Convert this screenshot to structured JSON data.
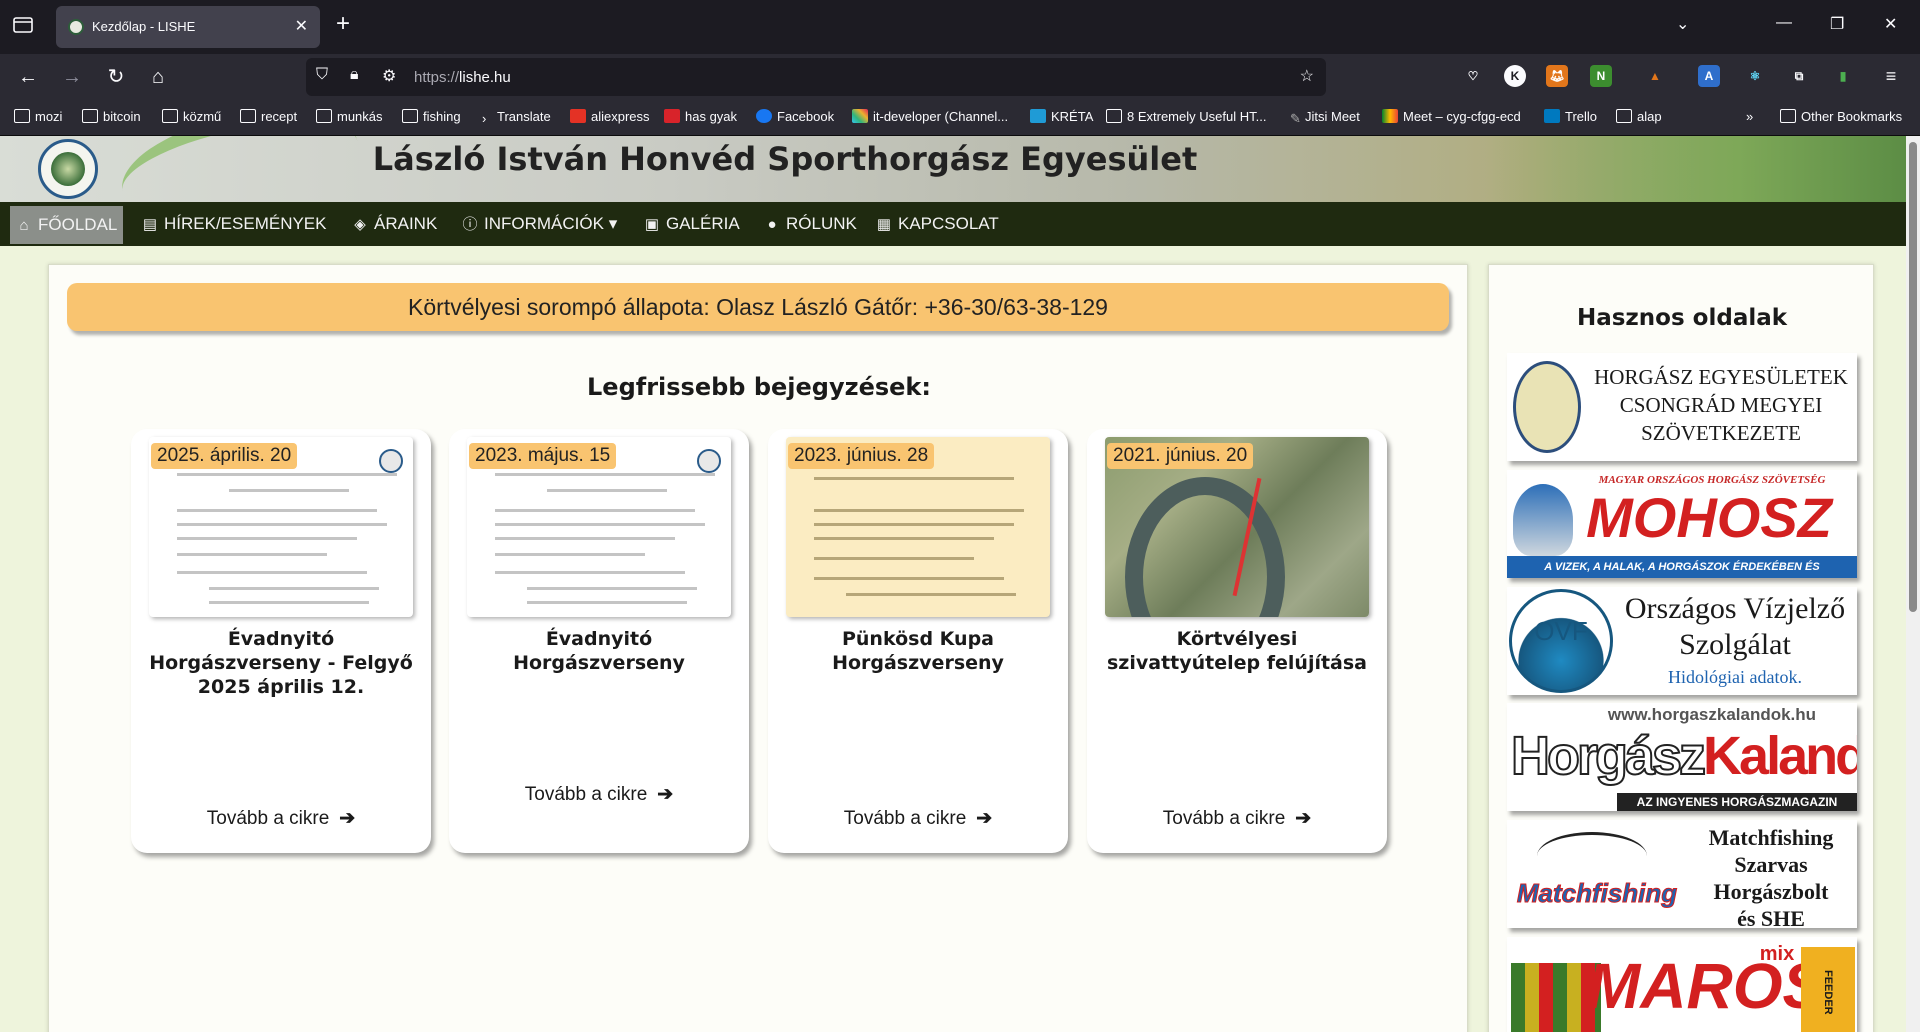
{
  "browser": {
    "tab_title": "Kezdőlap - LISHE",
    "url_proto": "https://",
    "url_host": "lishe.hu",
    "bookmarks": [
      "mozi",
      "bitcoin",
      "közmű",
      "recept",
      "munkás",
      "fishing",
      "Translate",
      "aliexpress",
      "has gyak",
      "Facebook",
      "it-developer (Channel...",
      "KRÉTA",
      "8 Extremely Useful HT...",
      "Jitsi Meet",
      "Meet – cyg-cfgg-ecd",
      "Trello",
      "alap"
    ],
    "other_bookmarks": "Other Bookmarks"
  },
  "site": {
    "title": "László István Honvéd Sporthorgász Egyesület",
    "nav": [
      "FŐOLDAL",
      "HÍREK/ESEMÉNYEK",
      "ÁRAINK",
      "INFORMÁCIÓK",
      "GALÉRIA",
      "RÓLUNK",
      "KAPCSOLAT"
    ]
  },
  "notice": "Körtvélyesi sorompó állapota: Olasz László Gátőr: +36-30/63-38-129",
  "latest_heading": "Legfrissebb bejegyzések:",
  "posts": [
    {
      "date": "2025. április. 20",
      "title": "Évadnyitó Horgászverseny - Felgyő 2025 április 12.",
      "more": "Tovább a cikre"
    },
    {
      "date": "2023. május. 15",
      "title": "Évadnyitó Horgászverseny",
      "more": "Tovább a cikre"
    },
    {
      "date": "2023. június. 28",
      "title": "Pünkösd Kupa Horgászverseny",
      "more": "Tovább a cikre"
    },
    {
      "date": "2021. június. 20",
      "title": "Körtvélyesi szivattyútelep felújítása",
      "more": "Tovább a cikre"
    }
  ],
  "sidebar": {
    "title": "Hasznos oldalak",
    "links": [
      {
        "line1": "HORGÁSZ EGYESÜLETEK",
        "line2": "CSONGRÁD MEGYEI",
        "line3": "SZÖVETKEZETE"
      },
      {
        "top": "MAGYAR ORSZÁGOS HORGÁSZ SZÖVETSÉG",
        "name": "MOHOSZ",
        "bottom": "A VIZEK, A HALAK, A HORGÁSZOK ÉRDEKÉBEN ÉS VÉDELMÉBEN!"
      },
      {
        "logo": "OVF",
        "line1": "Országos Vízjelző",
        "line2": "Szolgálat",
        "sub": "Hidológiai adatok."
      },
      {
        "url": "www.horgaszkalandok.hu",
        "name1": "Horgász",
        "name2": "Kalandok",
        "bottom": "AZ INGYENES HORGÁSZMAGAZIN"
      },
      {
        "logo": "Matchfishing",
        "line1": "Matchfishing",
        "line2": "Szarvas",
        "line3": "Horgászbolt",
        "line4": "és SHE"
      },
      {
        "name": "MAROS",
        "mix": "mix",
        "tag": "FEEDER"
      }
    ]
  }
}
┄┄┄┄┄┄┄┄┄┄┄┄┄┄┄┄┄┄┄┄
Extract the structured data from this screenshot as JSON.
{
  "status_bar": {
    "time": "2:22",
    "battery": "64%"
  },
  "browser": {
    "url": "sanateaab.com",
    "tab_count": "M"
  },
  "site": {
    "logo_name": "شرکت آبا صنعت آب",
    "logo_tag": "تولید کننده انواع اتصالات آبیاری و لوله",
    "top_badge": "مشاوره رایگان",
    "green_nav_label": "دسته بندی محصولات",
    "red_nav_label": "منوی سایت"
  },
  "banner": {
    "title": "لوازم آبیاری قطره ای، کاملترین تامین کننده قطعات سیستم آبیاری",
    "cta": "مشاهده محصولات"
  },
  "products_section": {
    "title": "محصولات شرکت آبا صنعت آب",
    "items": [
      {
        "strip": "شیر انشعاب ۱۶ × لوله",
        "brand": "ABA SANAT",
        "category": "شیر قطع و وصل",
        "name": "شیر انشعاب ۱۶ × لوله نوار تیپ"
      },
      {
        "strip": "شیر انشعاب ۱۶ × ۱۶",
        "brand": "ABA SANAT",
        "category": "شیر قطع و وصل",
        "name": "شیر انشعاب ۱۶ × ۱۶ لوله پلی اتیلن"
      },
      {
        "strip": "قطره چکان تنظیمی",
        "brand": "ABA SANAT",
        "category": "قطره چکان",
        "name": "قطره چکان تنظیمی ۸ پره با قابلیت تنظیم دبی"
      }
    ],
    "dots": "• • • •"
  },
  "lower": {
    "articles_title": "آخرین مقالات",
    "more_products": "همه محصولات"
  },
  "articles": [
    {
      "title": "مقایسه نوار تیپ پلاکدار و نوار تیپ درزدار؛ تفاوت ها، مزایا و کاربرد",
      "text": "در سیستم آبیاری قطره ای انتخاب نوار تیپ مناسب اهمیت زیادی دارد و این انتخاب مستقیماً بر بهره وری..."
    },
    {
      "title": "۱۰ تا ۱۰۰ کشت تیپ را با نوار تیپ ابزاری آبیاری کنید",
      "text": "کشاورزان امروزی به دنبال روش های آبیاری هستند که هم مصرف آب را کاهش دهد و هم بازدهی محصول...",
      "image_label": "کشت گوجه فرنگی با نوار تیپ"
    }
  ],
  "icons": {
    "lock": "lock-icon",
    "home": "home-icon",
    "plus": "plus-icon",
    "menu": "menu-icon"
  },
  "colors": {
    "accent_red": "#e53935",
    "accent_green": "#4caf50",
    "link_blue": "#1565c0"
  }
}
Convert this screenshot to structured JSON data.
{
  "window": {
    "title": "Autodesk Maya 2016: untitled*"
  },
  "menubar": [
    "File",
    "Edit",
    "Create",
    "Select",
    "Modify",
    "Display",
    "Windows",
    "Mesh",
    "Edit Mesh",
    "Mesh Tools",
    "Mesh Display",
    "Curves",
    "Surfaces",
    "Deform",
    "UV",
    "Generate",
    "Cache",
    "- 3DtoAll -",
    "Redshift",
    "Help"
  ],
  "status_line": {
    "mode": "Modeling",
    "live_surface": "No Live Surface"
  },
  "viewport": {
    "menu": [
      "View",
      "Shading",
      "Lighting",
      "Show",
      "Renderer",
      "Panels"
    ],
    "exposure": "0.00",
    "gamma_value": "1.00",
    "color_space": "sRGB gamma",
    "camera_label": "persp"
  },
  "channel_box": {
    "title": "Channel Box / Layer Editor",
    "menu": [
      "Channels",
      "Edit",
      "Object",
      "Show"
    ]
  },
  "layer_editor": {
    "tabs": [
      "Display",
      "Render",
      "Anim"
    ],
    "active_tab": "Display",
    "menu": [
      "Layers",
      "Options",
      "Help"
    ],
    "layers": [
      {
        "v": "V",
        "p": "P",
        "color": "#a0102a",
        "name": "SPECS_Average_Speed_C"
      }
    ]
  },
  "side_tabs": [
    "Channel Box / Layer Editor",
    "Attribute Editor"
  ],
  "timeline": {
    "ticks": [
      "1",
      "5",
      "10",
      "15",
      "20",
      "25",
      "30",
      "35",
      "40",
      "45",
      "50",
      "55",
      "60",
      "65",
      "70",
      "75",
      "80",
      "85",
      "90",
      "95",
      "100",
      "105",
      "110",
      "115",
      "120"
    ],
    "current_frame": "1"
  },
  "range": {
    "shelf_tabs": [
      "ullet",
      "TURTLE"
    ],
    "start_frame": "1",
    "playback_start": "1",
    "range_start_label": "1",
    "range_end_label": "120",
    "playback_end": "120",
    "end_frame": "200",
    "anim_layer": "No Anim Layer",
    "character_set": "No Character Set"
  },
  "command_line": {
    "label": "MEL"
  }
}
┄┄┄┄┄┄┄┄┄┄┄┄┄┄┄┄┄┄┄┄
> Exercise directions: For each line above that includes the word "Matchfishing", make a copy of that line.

> Expected output:
        "logo": "Matchfishing",
        "line1": "Matchfishing",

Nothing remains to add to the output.